Father forgive them

This past week my heart was warmed and saddened at the same time by a story in the Miami Herald about a man who had been set free after being incarcerated for twenty four years for a crime he didn’t commit. Crotzer is not the first, and hopefully would not be the last. Technology, via DNA testing, has made it possible for someone’s innocence or guilt to be proven years after a crime was committed. So today Crotzer and many others are free as a result of this, as well as the untiring efforts of their defense lawyers and the New York-based Innocence Project.

Many people rejoice at this turn of events, but for Crotzer and others like him who lost a big chunk of their lives, the road to true freedom is littered with obstacles. Diaz, a man freed after twenty six years, hardly ever leaves his house. His wife remarried, and he now lives with his daughter and her family. Crotzer, on the other hand, would like to find a job. But what skills does he have to live and work in the twenty first century? When he was released he had to be taught how to use a cell phone and how to swipe a card to open a hotel door, according to the Herald. A lot has taken place in twenty-four years.

However, two things struck me most about this story. The first is that Crotzer said he had no bitterness against anyone for robbing him of twenty-four years of his life. To suffer what he suffered and not be bitter is almost unbelievable. It’s almost like Jesus asking God to forgive the Roman soldiers for crucifying Him. How many of us could be like that? I don’t know if I could.

The other thing that struck me is that Crotzer’s mother passed away four years prior to his release. Crotzer said that is the one thing he regretted. And I believe that mother must have been praying all the while she waited for something to happen. Never underestimate the power of prayer.
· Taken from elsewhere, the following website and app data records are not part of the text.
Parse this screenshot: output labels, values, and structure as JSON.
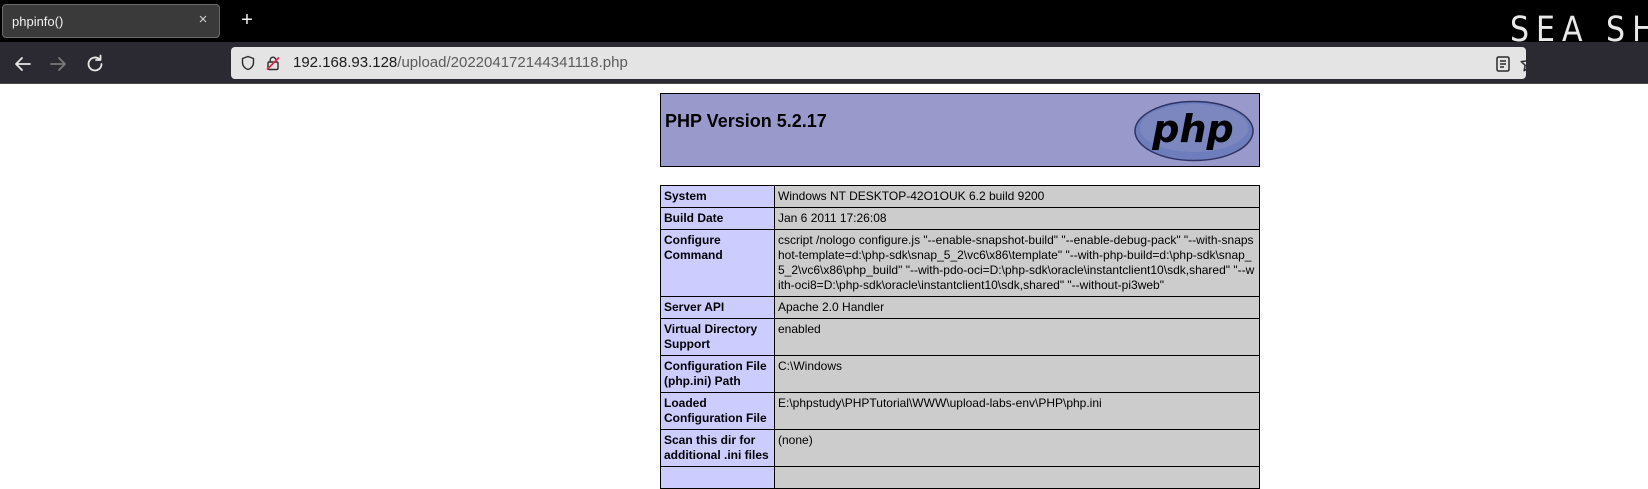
{
  "browser": {
    "tab_title": "phpinfo()",
    "tab_close": "×",
    "new_tab": "+",
    "watermark": "SEA SHE",
    "url_host": "192.168.93.128",
    "url_path": "/upload/202204172144341118.php"
  },
  "php": {
    "version": "PHP Version 5.2.17",
    "logo_text": "php",
    "rows": [
      {
        "label": "System",
        "value": "Windows NT DESKTOP-42O1OUK 6.2 build 9200"
      },
      {
        "label": "Build Date",
        "value": "Jan 6 2011 17:26:08"
      },
      {
        "label": "Configure Command",
        "value": "cscript /nologo configure.js \"--enable-snapshot-build\" \"--enable-debug-pack\" \"--with-snapshot-template=d:\\php-sdk\\snap_5_2\\vc6\\x86\\template\" \"--with-php-build=d:\\php-sdk\\snap_5_2\\vc6\\x86\\php_build\" \"--with-pdo-oci=D:\\php-sdk\\oracle\\instantclient10\\sdk,shared\" \"--with-oci8=D:\\php-sdk\\oracle\\instantclient10\\sdk,shared\" \"--without-pi3web\""
      },
      {
        "label": "Server API",
        "value": "Apache 2.0 Handler"
      },
      {
        "label": "Virtual Directory Support",
        "value": "enabled"
      },
      {
        "label": "Configuration File (php.ini) Path",
        "value": "C:\\Windows"
      },
      {
        "label": "Loaded Configuration File",
        "value": "E:\\phpstudy\\PHPTutorial\\WWW\\upload-labs-env\\PHP\\php.ini"
      },
      {
        "label": "Scan this dir for additional .ini files",
        "value": "(none)"
      },
      {
        "label": "",
        "value": ""
      }
    ]
  }
}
You might not live to see the answer, but the answer will come if you persist in prayer.

So let us send up a prayer of thanksgiving for Crotzer and the others, let us pray for the defense lawyers and the Innocence Project. Most of all, let us pray that the deadline, set for July of this year in Florida, for cases to be retried based on DNA evidence will be removed completely so that more innocent victims could be set free.

Sunday, January 08, 2006

Happy New Year!

Jan 8, 2006

Believe me, this is not what I planned for my first blog for 2006. I wanted to open with something upbeat like goal-planning or New Year’s resolutions, instead I find myself writing about death. The son of one of my co-workers died by accident the day before New Year’s Eve, and it put a damper on my spirits as well as the rest of the staff who worked with her.

Even though I never knew him, his passing filled me with such sadness that I had to force myself to get over it. He was only eighteen, cut off in a horrible way while not yet in his prime. As we attended the viewing, my heart broke at the sight of the lonely casket standing at the head of the aisle, unopened, while my friend courageously greeted friends and acquaintances. I couldn’t say anything to her. No words, however eloquent, would be adequate. I conveyed my feelings with a deep hug, and left as soon as I could.

And yet death is a daily occurrence. Someone said in the midst of life there is death. We heard of the death of the coal miners in Virginia, the death of the soldiers in Iraq, and many others, and we feel sympathy for the families. But when death dares to come inside, or close to, our door, our feelings are shattered. That this enemy could triumph over us is more than we can bear. The Bible says “For as in Adam all die, even so in Christ shall all be made alive” (1 Corinthians 15:22). And again in v 22 it says, “The last enemy that shall be destroyed is death”).

Thank God that because of Jesus Christ death is not the end for us or our loved ones who have accepted Him as our Savior. No, it’s not the end, but the beginning of a glorious reign with Him in His heavenly kingdom.